◆ YOUR INSTRUCTIONS
The records follow. Copy them exactly, but omit the pictures.
━━━━━ SOURCE RECORDS
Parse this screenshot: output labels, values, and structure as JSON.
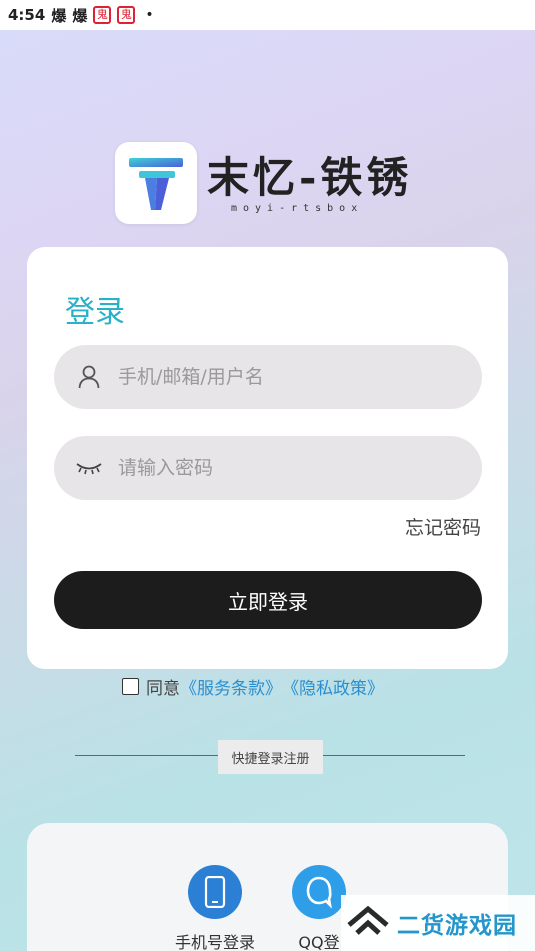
{
  "status_bar": {
    "time": "4:54",
    "notification_1": "爆",
    "notification_2": "爆",
    "app_icon_1": "鬼",
    "app_icon_2": "鬼",
    "dot": "•"
  },
  "brand": {
    "logo_letter": "T",
    "title": "末忆-铁锈",
    "subtitle": "moyi-rtsbox"
  },
  "login": {
    "title": "登录",
    "username_placeholder": "手机/邮箱/用户名",
    "password_placeholder": "请输入密码",
    "forgot_password": "忘记密码",
    "submit_label": "立即登录"
  },
  "agreement": {
    "agree_text": "同意",
    "terms_link": "《服务条款》",
    "privacy_link": "《隐私政策》"
  },
  "divider": {
    "label": "快捷登录注册"
  },
  "quick_login": {
    "phone_label": "手机号登录",
    "qq_label": "QQ登"
  },
  "watermark": {
    "text": "二货游戏园"
  },
  "colors": {
    "accent": "#2ab0c8",
    "button_bg": "#1c1c1c",
    "link": "#2a8fd0",
    "field_bg": "#e7e5e7"
  }
}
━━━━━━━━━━
◆ OUTPUT BELOW
Parse this screenshot: output labels, values, and structure as JSON.
{
  "status_bar": {
    "time": "4:54",
    "notification_1": "爆",
    "notification_2": "爆",
    "app_icon_1": "鬼",
    "app_icon_2": "鬼",
    "dot": "•"
  },
  "brand": {
    "logo_letter": "T",
    "title": "末忆-铁锈",
    "subtitle": "moyi-rtsbox"
  },
  "login": {
    "title": "登录",
    "username_placeholder": "手机/邮箱/用户名",
    "password_placeholder": "请输入密码",
    "forgot_password": "忘记密码",
    "submit_label": "立即登录"
  },
  "agreement": {
    "agree_text": "同意",
    "terms_link": "《服务条款》",
    "privacy_link": "《隐私政策》"
  },
  "divider": {
    "label": "快捷登录注册"
  },
  "quick_login": {
    "phone_label": "手机号登录",
    "qq_label": "QQ登"
  },
  "watermark": {
    "text": "二货游戏园"
  },
  "colors": {
    "accent": "#2ab0c8",
    "button_bg": "#1c1c1c",
    "link": "#2a8fd0",
    "field_bg": "#e7e5e7"
  }
}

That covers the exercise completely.